*The task*
Scan the entries below and extract each line with the word "html" in it.

*Material provided*
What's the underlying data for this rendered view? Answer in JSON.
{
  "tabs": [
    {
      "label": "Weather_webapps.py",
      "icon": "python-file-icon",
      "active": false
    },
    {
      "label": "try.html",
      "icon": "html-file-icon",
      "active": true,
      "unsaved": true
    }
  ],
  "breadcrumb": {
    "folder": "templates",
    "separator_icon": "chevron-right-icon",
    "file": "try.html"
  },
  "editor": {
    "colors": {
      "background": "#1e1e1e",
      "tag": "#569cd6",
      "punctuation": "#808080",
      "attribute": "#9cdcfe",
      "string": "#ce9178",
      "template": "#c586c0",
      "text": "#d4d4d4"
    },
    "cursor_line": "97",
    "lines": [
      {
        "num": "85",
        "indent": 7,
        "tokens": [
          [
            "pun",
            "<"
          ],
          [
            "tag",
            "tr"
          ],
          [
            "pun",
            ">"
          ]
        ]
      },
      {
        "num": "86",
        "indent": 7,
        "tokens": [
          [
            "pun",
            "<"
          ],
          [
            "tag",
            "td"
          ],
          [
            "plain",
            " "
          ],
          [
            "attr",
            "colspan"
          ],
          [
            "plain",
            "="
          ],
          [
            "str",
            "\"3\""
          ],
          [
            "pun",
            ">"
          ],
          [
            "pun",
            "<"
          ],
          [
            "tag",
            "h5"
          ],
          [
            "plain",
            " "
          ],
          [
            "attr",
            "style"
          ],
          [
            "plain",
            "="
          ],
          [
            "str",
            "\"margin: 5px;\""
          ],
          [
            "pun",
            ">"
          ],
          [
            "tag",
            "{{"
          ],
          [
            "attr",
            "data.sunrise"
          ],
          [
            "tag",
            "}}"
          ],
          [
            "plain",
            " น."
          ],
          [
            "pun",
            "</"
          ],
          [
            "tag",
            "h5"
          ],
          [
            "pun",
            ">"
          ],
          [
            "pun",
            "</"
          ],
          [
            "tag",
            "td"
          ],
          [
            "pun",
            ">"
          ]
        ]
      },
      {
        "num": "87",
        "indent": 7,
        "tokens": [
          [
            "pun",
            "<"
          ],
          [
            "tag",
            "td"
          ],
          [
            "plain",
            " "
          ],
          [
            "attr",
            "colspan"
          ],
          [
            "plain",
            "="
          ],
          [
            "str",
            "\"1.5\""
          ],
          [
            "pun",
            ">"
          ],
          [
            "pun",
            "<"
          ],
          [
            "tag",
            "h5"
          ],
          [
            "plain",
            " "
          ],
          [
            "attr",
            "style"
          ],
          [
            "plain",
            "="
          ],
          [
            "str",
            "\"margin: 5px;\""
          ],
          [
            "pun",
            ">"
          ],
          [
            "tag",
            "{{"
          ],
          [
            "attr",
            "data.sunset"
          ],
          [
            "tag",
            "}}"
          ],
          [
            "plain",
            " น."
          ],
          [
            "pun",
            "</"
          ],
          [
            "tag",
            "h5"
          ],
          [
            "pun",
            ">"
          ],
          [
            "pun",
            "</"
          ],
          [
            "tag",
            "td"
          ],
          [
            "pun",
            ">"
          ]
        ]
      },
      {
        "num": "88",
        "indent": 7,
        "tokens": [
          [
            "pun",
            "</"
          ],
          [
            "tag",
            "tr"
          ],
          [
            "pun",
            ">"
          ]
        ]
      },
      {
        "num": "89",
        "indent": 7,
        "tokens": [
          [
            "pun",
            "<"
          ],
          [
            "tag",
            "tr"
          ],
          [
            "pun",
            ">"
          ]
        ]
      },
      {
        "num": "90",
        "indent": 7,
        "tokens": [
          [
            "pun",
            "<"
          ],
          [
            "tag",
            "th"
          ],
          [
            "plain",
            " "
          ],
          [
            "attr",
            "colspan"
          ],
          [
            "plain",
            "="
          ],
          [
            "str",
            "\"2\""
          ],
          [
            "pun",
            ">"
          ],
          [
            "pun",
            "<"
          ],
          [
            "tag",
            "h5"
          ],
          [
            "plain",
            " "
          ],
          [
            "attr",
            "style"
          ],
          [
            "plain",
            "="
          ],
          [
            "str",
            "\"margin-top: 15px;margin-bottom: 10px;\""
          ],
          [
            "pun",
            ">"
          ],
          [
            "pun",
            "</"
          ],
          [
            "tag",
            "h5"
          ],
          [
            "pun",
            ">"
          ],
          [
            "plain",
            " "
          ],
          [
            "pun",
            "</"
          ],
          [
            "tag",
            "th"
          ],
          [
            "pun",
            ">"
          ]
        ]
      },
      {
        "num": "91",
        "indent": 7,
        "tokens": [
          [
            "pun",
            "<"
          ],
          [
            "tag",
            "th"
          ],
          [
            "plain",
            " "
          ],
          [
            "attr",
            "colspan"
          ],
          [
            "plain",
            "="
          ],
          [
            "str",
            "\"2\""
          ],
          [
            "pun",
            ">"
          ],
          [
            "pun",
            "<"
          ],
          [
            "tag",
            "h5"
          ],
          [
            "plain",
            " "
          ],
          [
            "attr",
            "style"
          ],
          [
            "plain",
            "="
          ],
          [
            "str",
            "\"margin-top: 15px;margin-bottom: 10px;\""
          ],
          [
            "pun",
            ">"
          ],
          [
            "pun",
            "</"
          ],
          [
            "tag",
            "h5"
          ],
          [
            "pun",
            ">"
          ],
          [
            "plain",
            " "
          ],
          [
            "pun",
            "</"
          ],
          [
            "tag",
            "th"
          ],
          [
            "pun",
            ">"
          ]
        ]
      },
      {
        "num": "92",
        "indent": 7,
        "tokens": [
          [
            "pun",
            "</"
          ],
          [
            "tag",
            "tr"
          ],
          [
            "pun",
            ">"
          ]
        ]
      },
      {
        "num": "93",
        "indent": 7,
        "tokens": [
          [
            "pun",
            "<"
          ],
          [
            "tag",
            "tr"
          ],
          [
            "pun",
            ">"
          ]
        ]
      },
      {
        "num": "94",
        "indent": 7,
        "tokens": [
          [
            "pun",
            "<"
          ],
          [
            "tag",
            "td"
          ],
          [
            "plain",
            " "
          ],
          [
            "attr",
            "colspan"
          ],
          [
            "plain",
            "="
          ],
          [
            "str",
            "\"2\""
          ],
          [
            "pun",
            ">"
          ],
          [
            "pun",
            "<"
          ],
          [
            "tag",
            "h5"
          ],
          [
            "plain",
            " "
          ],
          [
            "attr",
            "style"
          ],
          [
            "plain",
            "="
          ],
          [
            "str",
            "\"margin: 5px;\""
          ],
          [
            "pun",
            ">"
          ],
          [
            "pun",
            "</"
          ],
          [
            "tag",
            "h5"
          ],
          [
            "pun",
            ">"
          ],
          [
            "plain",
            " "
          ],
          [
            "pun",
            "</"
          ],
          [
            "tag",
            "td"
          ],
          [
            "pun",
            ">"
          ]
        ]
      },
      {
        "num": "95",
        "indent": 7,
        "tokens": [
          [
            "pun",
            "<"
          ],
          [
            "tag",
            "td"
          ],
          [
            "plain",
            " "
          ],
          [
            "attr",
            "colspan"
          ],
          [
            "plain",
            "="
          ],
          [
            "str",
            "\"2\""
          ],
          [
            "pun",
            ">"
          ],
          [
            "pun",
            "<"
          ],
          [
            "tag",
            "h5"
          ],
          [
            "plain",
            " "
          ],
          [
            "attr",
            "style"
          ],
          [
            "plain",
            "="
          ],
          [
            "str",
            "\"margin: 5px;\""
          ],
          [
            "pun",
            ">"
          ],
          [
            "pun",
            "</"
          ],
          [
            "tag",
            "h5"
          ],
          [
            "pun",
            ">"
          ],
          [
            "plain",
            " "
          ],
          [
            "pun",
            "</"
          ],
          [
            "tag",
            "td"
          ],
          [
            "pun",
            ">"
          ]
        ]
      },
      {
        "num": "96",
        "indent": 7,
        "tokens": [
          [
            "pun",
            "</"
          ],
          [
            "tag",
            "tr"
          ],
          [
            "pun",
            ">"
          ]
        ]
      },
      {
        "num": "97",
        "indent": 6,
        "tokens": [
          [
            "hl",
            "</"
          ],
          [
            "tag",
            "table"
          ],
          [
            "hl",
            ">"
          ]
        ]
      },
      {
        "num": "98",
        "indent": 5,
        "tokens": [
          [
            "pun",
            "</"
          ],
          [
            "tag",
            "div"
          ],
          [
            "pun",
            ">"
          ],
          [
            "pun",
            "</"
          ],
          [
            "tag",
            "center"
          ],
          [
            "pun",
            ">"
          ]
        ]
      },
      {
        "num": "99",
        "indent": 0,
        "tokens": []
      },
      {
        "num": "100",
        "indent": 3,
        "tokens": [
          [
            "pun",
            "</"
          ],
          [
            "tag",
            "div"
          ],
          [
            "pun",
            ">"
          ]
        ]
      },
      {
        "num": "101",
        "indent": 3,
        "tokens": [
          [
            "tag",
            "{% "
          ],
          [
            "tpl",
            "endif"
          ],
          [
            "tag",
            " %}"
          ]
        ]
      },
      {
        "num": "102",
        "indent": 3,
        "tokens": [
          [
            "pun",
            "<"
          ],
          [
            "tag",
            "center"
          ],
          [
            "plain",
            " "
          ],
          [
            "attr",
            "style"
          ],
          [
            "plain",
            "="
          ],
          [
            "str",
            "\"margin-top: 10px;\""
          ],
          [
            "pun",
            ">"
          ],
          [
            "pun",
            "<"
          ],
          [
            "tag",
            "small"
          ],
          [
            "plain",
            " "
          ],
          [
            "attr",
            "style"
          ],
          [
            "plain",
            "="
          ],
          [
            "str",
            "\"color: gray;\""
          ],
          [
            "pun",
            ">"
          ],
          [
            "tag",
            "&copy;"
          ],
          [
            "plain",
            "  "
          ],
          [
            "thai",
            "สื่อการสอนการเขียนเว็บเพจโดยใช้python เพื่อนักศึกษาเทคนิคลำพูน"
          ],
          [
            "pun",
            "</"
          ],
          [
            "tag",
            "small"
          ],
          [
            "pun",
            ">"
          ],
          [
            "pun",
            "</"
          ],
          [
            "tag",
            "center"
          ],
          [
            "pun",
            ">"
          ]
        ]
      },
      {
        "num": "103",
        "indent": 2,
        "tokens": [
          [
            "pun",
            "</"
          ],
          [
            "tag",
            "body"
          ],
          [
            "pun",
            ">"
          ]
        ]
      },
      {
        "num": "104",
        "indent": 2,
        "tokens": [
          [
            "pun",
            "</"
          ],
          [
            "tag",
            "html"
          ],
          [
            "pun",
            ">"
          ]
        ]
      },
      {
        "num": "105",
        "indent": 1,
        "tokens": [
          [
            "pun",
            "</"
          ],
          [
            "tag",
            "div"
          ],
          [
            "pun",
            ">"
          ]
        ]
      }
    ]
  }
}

*The completed task*
      "label": "try.html",
      "icon": "html-file-icon",
    "file": "try.html"
            "html"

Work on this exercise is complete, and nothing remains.